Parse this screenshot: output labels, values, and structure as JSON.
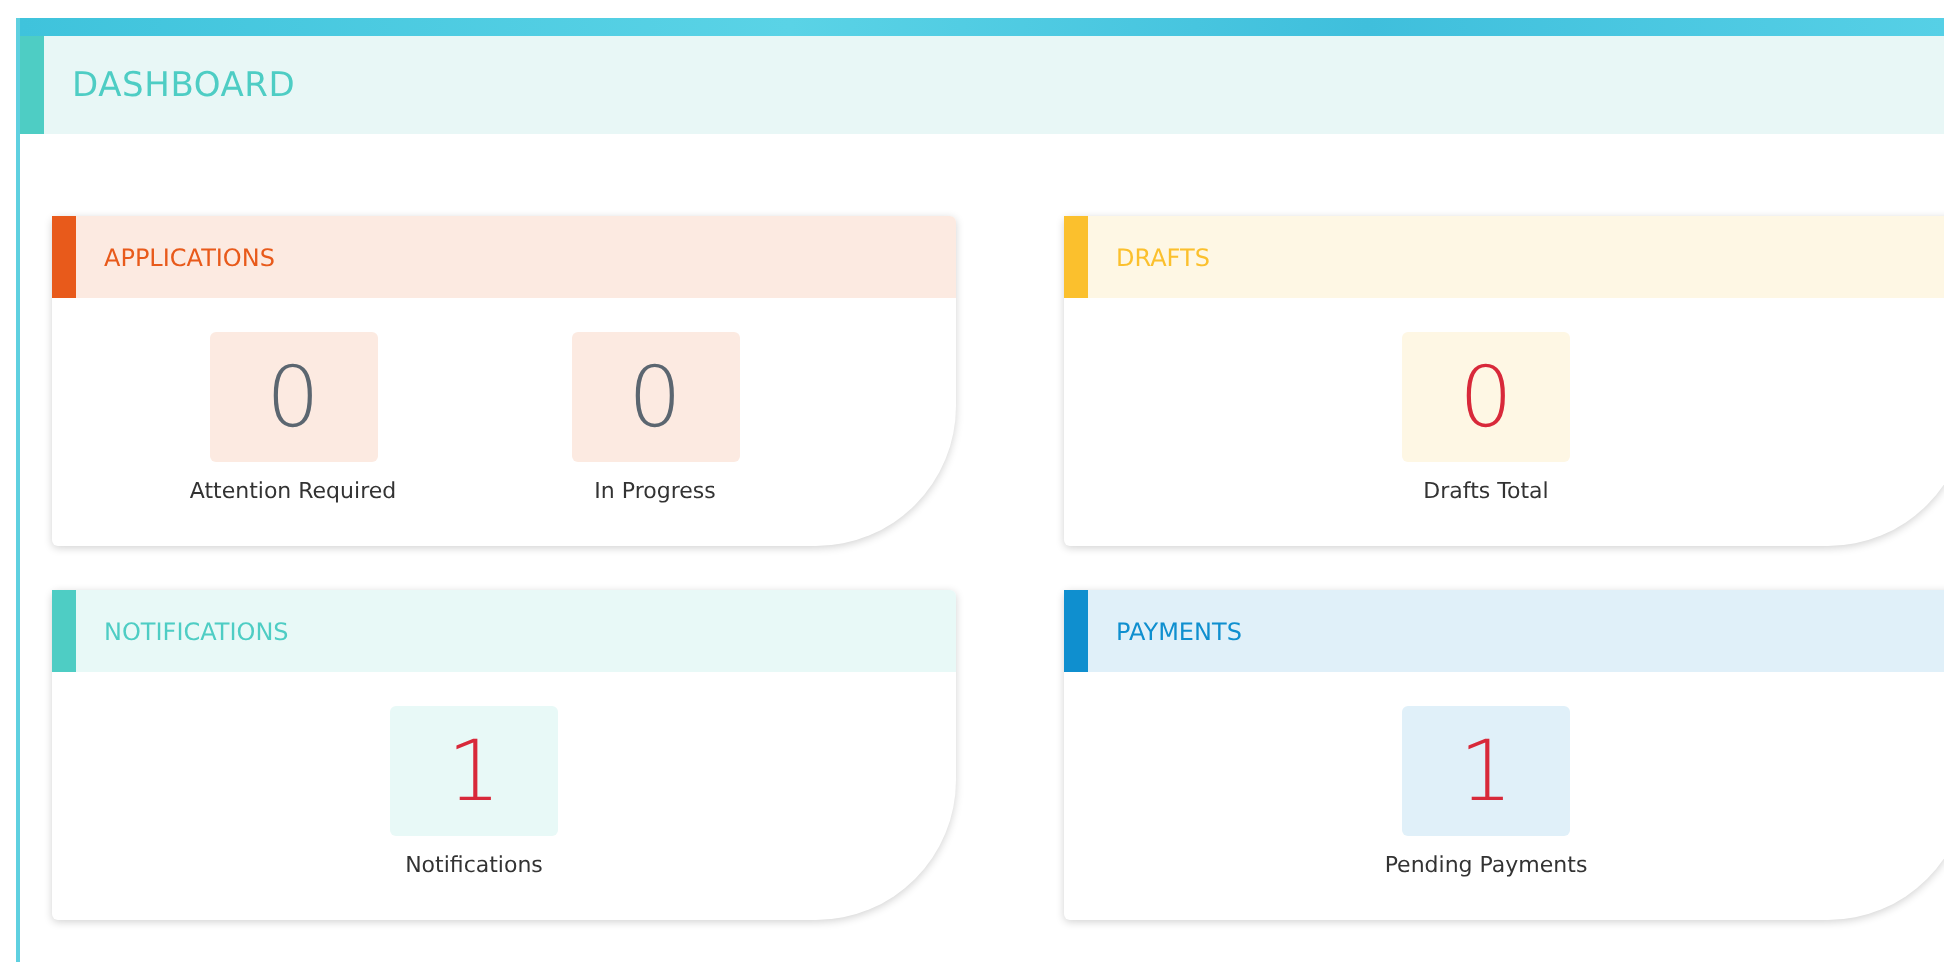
{
  "page": {
    "title": "DASHBOARD"
  },
  "cards": [
    {
      "title": "APPLICATIONS",
      "color": "#e85a1b",
      "stats": [
        {
          "value": "0",
          "label": "Attention Required",
          "emphasis": false
        },
        {
          "value": "0",
          "label": "In Progress",
          "emphasis": false
        }
      ]
    },
    {
      "title": "DRAFTS",
      "color": "#fbc02d",
      "stats": [
        {
          "value": "0",
          "label": "Drafts Total",
          "emphasis": true
        }
      ]
    },
    {
      "title": "NOTIFICATIONS",
      "color": "#4ecdc4",
      "stats": [
        {
          "value": "1",
          "label": "Notifications",
          "emphasis": true
        }
      ]
    },
    {
      "title": "PAYMENTS",
      "color": "#0f8fcf",
      "stats": [
        {
          "value": "1",
          "label": "Pending Payments",
          "emphasis": true
        }
      ]
    }
  ]
}
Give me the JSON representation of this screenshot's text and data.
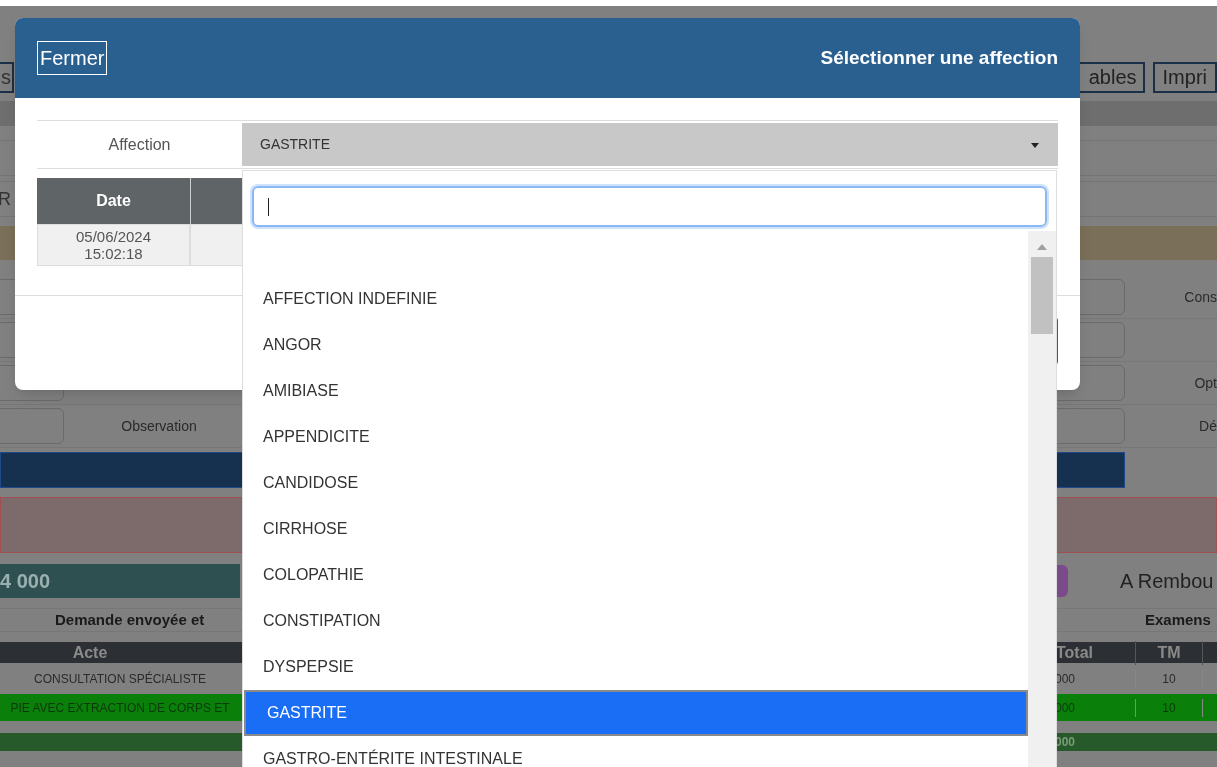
{
  "background_page": {
    "left_tabs": [
      "s"
    ],
    "right_buttons": [
      "ables",
      "Impri"
    ],
    "row_label": "R",
    "form_rows": [
      {
        "kind": "field",
        "right": "Cons"
      },
      {
        "kind": "field"
      },
      {
        "kind": "field",
        "right": "Opt"
      },
      {
        "kind": "field",
        "left": "Observation",
        "right": "Dé"
      }
    ],
    "amount": "4 000",
    "refund_label": "A Rembou",
    "section_left": "Demande envoyée et",
    "section_right": "Examens",
    "table": {
      "columns": [
        "Acte",
        "Total",
        "TM"
      ],
      "rows": [
        {
          "kind": "normal",
          "acte": "CONSULTATION SPÉCIALISTE",
          "total": "000",
          "tm": "10"
        },
        {
          "kind": "highlight",
          "acte": "PIE AVEC EXTRACTION DE CORPS ET",
          "total": "000",
          "tm": "10"
        },
        {
          "kind": "total",
          "total": "000"
        }
      ]
    }
  },
  "modal": {
    "close_button": "Fermer",
    "title": "Sélectionner une affection",
    "field_label": "Affection",
    "select_value": "GASTRITE",
    "history": {
      "columns": [
        "Date"
      ],
      "rows": [
        {
          "date": "05/06/2024",
          "time": "15:02:18"
        }
      ]
    }
  },
  "dropdown": {
    "items": [
      {
        "label": "AFFECTION INDEFINIE",
        "selected": false
      },
      {
        "label": "ANGOR",
        "selected": false
      },
      {
        "label": "AMIBIASE",
        "selected": false
      },
      {
        "label": "APPENDICITE",
        "selected": false
      },
      {
        "label": "CANDIDOSE",
        "selected": false
      },
      {
        "label": "CIRRHOSE",
        "selected": false
      },
      {
        "label": "COLOPATHIE",
        "selected": false
      },
      {
        "label": "CONSTIPATION",
        "selected": false
      },
      {
        "label": "DYSPEPSIE",
        "selected": false
      },
      {
        "label": "GASTRITE",
        "selected": true
      },
      {
        "label": "GASTRO-ENTÉRITE INTESTINALE",
        "selected": false
      }
    ]
  }
}
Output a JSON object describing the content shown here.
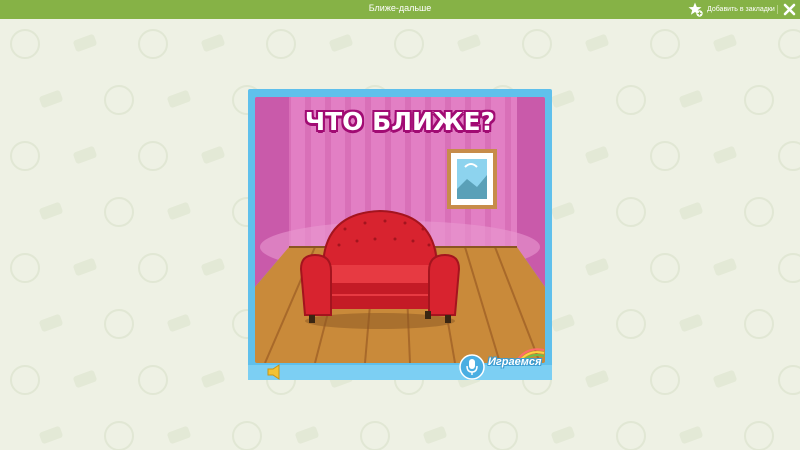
{
  "topbar": {
    "title": "Ближе-дальше",
    "bookmark_label": "Добавить в закладки",
    "bookmark_icon": "star-plus-icon",
    "close_icon": "close-icon"
  },
  "game": {
    "heading": "ЧТО БЛИЖЕ?",
    "sound_icon": "speaker-icon",
    "mic_icon": "microphone-icon",
    "logo_text": "Играемся"
  },
  "colors": {
    "topbar": "#86b246",
    "background": "#eef1e4",
    "frame": "#5fc0ec",
    "wall": "#e27fc4",
    "sofa": "#d8232f",
    "floor": "#c98a3a"
  }
}
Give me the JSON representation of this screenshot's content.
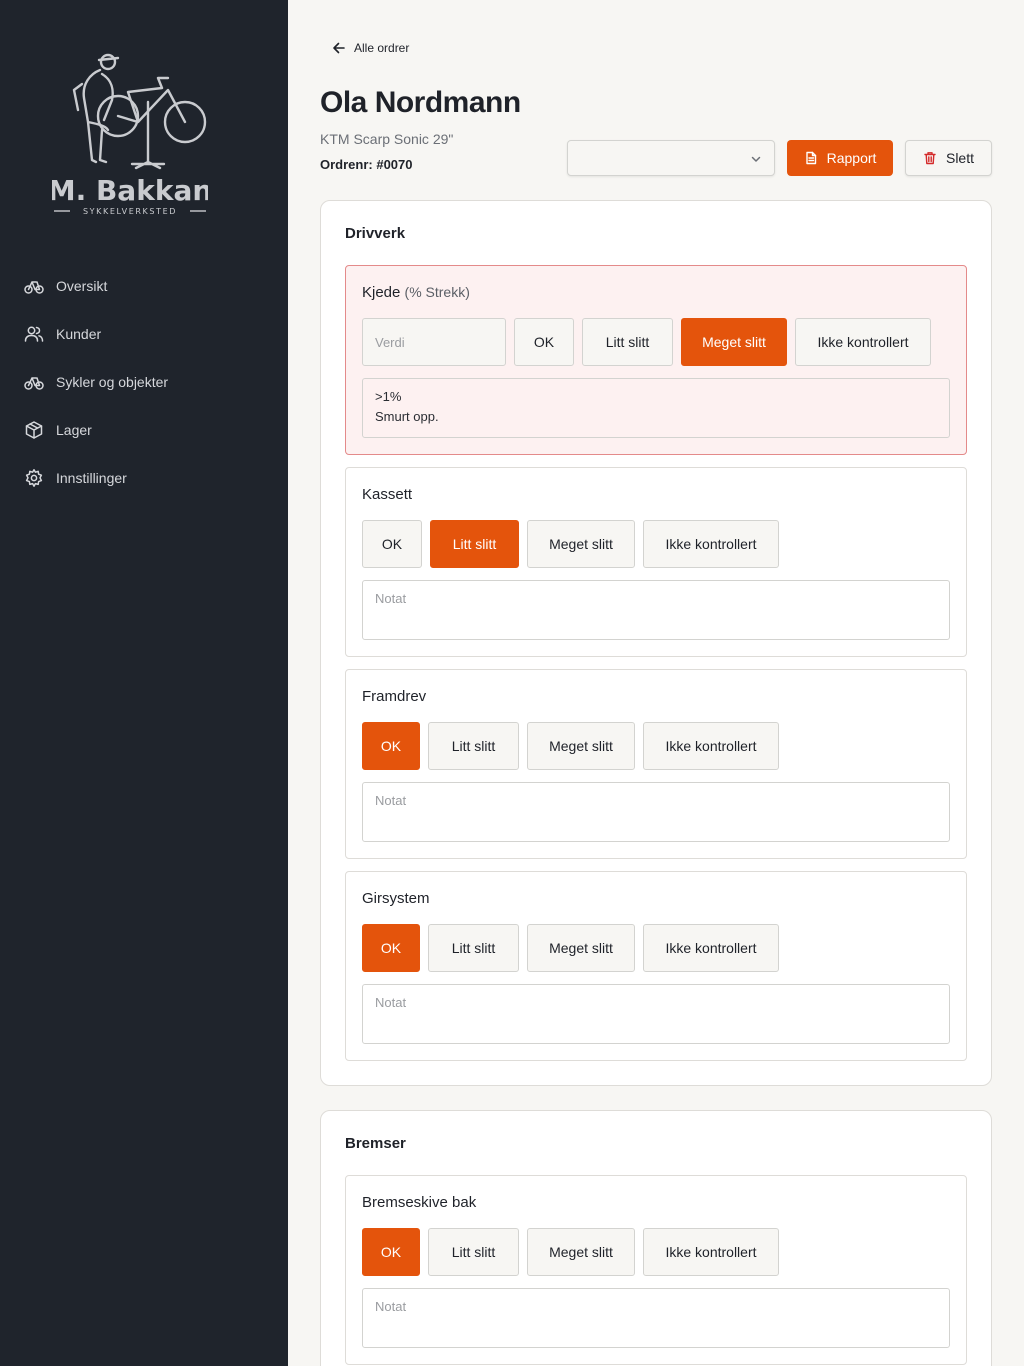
{
  "brand": {
    "name": "M. Bakkan",
    "tagline": "SYKKELVERKSTED"
  },
  "sidebar": {
    "items": [
      {
        "label": "Oversikt",
        "icon": "bike-icon"
      },
      {
        "label": "Kunder",
        "icon": "users-icon"
      },
      {
        "label": "Sykler og objekter",
        "icon": "bike-icon"
      },
      {
        "label": "Lager",
        "icon": "box-icon"
      },
      {
        "label": "Innstillinger",
        "icon": "gear-icon"
      }
    ]
  },
  "header": {
    "back_label": "Alle ordrer",
    "customer_name": "Ola Nordmann",
    "bike": "KTM Scarp Sonic 29\"",
    "order_number": "Ordrenr: #0070",
    "status_select_value": "",
    "report_label": "Rapport",
    "delete_label": "Slett"
  },
  "colors": {
    "accent": "#e4540c",
    "sidebar_bg": "#1f242c",
    "alert_bg": "#fdf1f1",
    "alert_border": "#e48a8a"
  },
  "sections": [
    {
      "title": "Drivverk",
      "items": [
        {
          "title": "Kjede",
          "unit": "(% Strekk)",
          "value_placeholder": "Verdi",
          "options": [
            "OK",
            "Litt slitt",
            "Meget slitt",
            "Ikke kontrollert"
          ],
          "selected": "Meget slitt",
          "note_line1": ">1%",
          "note_line2": "Smurt opp."
        },
        {
          "title": "Kassett",
          "options": [
            "OK",
            "Litt slitt",
            "Meget slitt",
            "Ikke kontrollert"
          ],
          "selected": "Litt slitt",
          "note_placeholder": "Notat"
        },
        {
          "title": "Framdrev",
          "options": [
            "OK",
            "Litt slitt",
            "Meget slitt",
            "Ikke kontrollert"
          ],
          "selected": "OK",
          "note_placeholder": "Notat"
        },
        {
          "title": "Girsystem",
          "options": [
            "OK",
            "Litt slitt",
            "Meget slitt",
            "Ikke kontrollert"
          ],
          "selected": "OK",
          "note_placeholder": "Notat"
        }
      ]
    },
    {
      "title": "Bremser",
      "items": [
        {
          "title": "Bremseskive bak",
          "options": [
            "OK",
            "Litt slitt",
            "Meget slitt",
            "Ikke kontrollert"
          ],
          "selected": "OK",
          "note_placeholder": "Notat"
        }
      ]
    }
  ]
}
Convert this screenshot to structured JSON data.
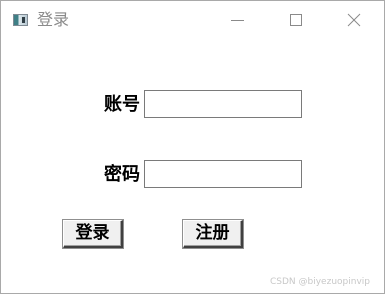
{
  "window": {
    "title": "登录",
    "icon": "app-window-icon"
  },
  "titlebar": {
    "minimize_icon": "minimize-icon",
    "maximize_icon": "maximize-icon",
    "close_icon": "close-icon"
  },
  "form": {
    "account_label": "账号",
    "account_value": "",
    "password_label": "密码",
    "password_value": ""
  },
  "buttons": {
    "login_label": "登录",
    "register_label": "注册"
  },
  "watermark": "CSDN @biyezuopinvip",
  "colors": {
    "title_text": "#8a8a8a",
    "button_face": "#f0f0f0",
    "border": "#7a7a7a"
  }
}
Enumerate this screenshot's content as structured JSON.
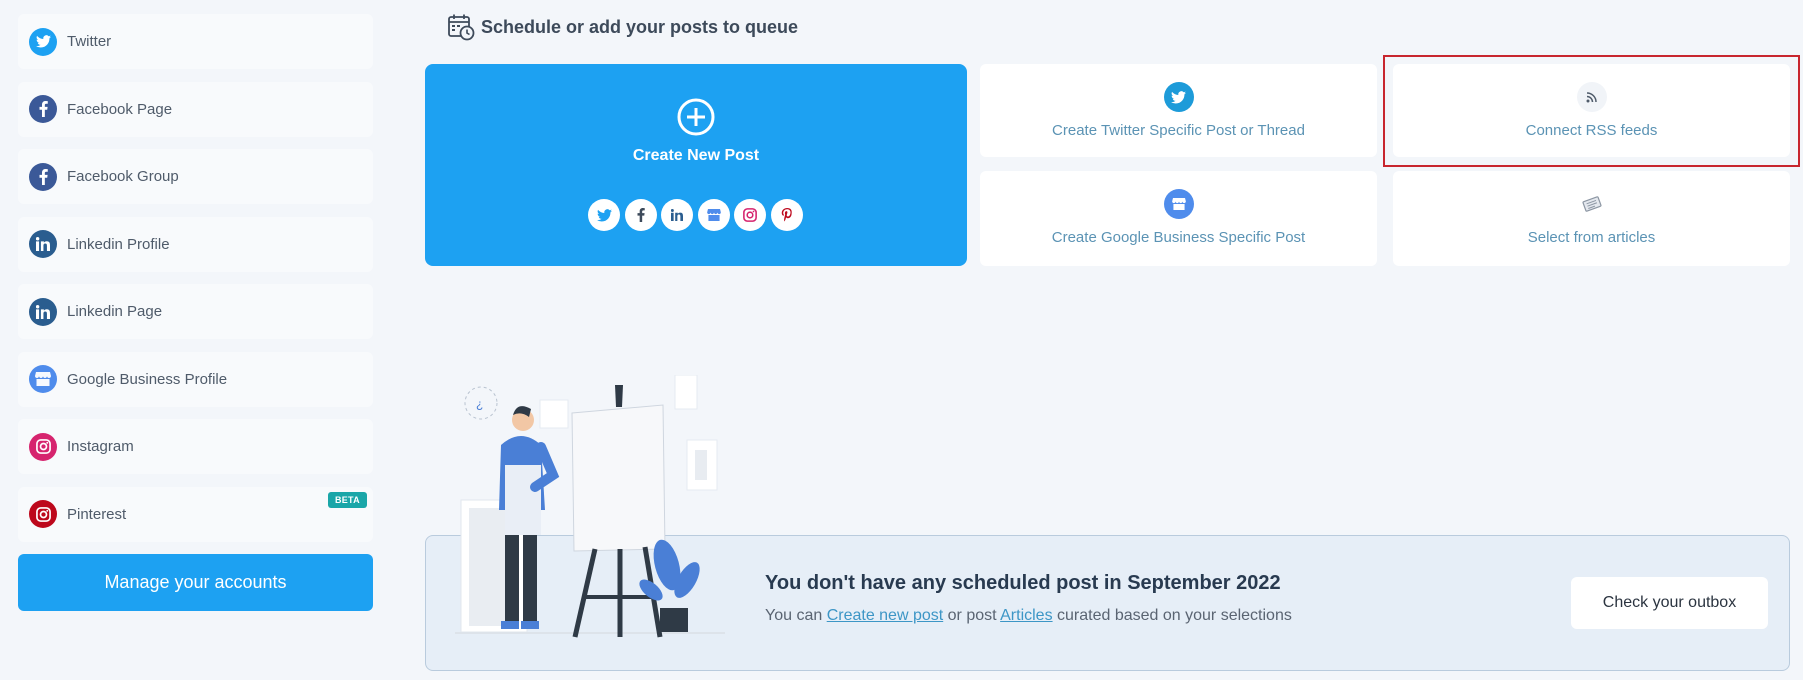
{
  "sidebar": {
    "accounts": [
      {
        "label": "Twitter",
        "icon": "twitter-icon",
        "color": "#1da1f2"
      },
      {
        "label": "Facebook Page",
        "icon": "facebook-icon",
        "color": "#3b5998"
      },
      {
        "label": "Facebook Group",
        "icon": "facebook-icon",
        "color": "#3b5998"
      },
      {
        "label": "Linkedin Profile",
        "icon": "linkedin-icon",
        "color": "#2a5d8f"
      },
      {
        "label": "Linkedin Page",
        "icon": "linkedin-icon",
        "color": "#2a5d8f"
      },
      {
        "label": "Google Business Profile",
        "icon": "google-business-icon",
        "color": "#4f8cec"
      },
      {
        "label": "Instagram",
        "icon": "instagram-icon",
        "color": "#d6246e"
      },
      {
        "label": "Pinterest",
        "icon": "pinterest-icon",
        "color": "#bd081c",
        "badge": "BETA"
      }
    ],
    "manage_label": "Manage your accounts"
  },
  "header": {
    "title": "Schedule or add your posts to queue",
    "icon": "calendar-clock-icon"
  },
  "create_card": {
    "title": "Create New Post",
    "color": "#1da1f2",
    "network_icons": [
      "twitter-icon",
      "facebook-icon",
      "linkedin-icon",
      "google-business-icon",
      "instagram-icon",
      "pinterest-icon"
    ]
  },
  "options": {
    "twitter_thread": "Create Twitter Specific Post or Thread",
    "rss": "Connect RSS feeds",
    "google_business": "Create Google Business Specific Post",
    "articles": "Select from articles"
  },
  "empty_state": {
    "title": "You don't have any scheduled post in September 2022",
    "sub_prefix": "You can ",
    "create_link": "Create new post",
    "sub_mid": " or post ",
    "articles_link": "Articles",
    "sub_suffix": " curated based on your selections",
    "outbox_label": "Check your outbox"
  }
}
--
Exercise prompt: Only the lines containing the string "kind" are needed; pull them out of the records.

Result of the task:
        "kind": "field",
        "kind": "field"
        "kind": "field",
        "kind": "field",
          "kind": "normal",
          "kind": "highlight",
          "kind": "total",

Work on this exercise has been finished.